Stored dataset items:
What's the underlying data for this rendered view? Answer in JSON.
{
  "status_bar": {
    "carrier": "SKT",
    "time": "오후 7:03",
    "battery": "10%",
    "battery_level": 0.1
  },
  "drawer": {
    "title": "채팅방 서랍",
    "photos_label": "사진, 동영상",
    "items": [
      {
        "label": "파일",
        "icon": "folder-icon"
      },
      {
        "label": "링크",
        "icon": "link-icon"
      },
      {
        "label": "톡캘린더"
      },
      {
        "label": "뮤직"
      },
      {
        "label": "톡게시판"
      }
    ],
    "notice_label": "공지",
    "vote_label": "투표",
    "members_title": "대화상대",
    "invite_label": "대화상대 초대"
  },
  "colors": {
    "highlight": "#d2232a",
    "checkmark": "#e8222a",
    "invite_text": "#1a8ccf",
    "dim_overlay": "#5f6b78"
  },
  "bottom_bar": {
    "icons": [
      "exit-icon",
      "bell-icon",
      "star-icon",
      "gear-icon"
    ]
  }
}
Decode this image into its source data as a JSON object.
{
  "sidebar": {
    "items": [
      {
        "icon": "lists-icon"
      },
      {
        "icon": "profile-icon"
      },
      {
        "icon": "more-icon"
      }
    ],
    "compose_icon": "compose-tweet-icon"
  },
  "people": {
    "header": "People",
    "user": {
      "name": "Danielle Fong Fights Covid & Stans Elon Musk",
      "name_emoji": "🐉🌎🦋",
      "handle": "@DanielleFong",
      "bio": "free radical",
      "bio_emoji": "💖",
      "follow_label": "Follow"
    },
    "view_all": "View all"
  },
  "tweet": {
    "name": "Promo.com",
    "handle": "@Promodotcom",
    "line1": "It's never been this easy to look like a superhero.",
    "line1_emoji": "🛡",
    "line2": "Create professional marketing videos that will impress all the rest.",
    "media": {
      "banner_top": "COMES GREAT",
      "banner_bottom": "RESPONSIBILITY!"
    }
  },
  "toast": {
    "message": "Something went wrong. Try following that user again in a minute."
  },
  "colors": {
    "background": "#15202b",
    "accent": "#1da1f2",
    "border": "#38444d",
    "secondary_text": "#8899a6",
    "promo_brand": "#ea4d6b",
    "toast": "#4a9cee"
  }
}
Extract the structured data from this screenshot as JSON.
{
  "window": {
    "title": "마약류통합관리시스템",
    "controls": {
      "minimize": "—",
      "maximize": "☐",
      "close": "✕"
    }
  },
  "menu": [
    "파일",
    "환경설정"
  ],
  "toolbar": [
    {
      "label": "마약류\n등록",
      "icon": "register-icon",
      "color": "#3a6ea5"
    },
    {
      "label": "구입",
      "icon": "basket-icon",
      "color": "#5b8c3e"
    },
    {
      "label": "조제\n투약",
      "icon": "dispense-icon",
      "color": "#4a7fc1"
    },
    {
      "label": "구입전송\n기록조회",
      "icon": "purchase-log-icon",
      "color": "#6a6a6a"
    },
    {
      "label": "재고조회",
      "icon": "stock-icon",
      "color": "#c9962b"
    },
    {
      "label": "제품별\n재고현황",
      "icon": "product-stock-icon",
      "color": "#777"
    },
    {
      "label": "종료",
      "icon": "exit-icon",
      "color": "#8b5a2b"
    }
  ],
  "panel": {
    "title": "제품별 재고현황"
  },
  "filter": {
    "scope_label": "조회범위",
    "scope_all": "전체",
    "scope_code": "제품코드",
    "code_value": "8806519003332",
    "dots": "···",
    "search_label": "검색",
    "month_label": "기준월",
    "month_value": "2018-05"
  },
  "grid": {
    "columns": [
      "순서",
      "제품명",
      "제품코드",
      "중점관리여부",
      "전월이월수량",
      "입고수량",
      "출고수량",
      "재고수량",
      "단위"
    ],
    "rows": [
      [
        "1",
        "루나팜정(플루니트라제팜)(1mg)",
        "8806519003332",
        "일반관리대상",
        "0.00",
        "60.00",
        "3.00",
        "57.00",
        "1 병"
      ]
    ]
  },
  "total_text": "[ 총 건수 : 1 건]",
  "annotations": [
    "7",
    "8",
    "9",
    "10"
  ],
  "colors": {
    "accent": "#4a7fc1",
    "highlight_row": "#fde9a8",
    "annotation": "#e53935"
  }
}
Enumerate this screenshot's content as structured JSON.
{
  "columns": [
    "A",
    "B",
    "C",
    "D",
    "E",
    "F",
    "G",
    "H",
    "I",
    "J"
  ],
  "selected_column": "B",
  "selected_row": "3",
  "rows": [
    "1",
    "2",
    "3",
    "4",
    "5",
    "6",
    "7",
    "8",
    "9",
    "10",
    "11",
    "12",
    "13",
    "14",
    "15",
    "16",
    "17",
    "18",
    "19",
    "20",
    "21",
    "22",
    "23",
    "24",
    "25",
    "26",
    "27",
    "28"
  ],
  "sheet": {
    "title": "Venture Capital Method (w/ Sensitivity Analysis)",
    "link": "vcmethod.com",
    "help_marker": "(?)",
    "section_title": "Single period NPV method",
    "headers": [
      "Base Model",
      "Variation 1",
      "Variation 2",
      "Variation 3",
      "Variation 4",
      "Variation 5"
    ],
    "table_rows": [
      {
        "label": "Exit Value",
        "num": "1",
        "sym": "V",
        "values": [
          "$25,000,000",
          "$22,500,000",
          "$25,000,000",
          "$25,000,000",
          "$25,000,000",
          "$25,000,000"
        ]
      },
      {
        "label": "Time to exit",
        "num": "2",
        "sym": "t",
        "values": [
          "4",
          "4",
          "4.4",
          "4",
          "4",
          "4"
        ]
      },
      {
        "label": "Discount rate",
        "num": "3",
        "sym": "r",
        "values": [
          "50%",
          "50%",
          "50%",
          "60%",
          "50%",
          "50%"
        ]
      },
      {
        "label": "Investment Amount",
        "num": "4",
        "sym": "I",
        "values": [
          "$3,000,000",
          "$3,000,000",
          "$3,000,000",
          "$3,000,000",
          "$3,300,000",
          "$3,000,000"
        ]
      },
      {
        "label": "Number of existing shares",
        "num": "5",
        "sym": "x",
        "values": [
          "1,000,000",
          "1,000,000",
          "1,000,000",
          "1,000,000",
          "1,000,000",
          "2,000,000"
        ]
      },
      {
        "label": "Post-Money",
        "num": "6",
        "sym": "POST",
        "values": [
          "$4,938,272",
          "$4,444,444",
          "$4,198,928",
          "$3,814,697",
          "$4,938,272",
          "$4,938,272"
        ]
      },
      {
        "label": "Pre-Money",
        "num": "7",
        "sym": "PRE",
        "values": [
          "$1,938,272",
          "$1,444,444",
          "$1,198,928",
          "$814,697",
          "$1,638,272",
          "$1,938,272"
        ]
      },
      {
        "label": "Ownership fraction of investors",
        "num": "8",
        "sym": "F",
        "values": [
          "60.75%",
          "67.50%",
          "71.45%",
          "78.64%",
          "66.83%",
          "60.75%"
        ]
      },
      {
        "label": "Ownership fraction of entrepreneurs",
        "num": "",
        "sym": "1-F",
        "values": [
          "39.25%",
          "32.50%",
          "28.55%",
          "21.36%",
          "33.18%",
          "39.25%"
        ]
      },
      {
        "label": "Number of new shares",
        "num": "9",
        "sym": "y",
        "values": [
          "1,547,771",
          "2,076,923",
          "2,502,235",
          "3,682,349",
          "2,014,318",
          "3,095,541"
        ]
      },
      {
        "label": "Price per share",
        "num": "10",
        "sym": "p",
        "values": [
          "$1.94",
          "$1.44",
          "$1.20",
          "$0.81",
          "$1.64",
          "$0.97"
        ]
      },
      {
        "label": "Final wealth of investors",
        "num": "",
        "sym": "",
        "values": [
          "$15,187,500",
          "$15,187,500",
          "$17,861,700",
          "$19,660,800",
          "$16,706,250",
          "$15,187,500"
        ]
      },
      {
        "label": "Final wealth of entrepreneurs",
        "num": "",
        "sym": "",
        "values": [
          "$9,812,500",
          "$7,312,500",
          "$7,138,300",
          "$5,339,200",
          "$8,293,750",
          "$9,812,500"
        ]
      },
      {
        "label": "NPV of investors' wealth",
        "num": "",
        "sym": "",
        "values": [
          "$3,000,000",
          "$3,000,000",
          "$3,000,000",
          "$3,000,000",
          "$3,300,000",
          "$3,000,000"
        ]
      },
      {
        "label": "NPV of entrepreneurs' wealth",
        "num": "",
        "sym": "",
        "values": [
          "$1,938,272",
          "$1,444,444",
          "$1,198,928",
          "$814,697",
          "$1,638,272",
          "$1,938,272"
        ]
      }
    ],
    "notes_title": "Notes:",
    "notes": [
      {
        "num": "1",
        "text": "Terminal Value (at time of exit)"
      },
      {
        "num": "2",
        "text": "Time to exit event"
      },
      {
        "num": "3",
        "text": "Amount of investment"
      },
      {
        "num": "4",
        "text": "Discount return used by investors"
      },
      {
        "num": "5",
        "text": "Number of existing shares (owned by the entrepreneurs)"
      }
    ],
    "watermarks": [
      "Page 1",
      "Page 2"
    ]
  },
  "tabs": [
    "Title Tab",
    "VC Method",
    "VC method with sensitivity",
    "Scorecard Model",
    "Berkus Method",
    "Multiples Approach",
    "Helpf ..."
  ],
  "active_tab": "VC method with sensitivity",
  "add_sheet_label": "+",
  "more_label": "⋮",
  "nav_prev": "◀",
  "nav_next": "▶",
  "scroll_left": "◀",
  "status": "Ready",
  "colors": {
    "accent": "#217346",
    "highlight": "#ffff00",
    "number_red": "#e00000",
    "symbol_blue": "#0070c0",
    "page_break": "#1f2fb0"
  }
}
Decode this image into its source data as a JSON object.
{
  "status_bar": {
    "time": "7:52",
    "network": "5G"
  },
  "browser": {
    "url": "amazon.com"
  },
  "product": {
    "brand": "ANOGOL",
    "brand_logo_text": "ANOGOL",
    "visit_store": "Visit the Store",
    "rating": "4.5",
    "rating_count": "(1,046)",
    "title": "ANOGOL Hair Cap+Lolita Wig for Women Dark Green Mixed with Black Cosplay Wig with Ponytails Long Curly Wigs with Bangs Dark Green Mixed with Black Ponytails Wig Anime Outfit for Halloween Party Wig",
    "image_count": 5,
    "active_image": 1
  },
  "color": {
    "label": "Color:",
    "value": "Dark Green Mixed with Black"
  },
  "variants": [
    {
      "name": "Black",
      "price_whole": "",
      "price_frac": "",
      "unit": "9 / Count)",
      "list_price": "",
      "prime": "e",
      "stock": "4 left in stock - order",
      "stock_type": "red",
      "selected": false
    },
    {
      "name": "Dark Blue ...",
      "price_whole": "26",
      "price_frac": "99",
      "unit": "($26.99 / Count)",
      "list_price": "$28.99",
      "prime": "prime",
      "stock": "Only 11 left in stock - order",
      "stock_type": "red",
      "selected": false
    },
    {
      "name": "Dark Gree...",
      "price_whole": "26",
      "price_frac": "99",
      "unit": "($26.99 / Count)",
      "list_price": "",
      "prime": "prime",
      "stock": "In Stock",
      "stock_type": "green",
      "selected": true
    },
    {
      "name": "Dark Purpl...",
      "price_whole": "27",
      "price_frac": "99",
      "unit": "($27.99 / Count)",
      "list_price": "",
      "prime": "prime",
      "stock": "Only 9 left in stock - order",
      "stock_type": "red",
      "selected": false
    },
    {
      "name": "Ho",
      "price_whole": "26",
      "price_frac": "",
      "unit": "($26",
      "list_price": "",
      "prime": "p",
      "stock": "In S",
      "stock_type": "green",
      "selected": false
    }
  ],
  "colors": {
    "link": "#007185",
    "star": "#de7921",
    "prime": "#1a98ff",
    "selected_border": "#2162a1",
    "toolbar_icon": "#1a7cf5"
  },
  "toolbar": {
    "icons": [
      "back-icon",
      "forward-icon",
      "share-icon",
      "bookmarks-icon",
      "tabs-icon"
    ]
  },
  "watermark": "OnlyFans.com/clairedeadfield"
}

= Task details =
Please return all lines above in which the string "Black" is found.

= Answer section =
    "title": "ANOGOL Hair Cap+Lolita Wig for Women Dark Green Mixed with Black Cosplay Wig with Ponytails Long Curly Wigs with Bangs Dark Green Mixed with Black Ponytails Wig Anime Outfit for Halloween Party Wig",
    "value": "Dark Green Mixed with Black"
      "name": "Black",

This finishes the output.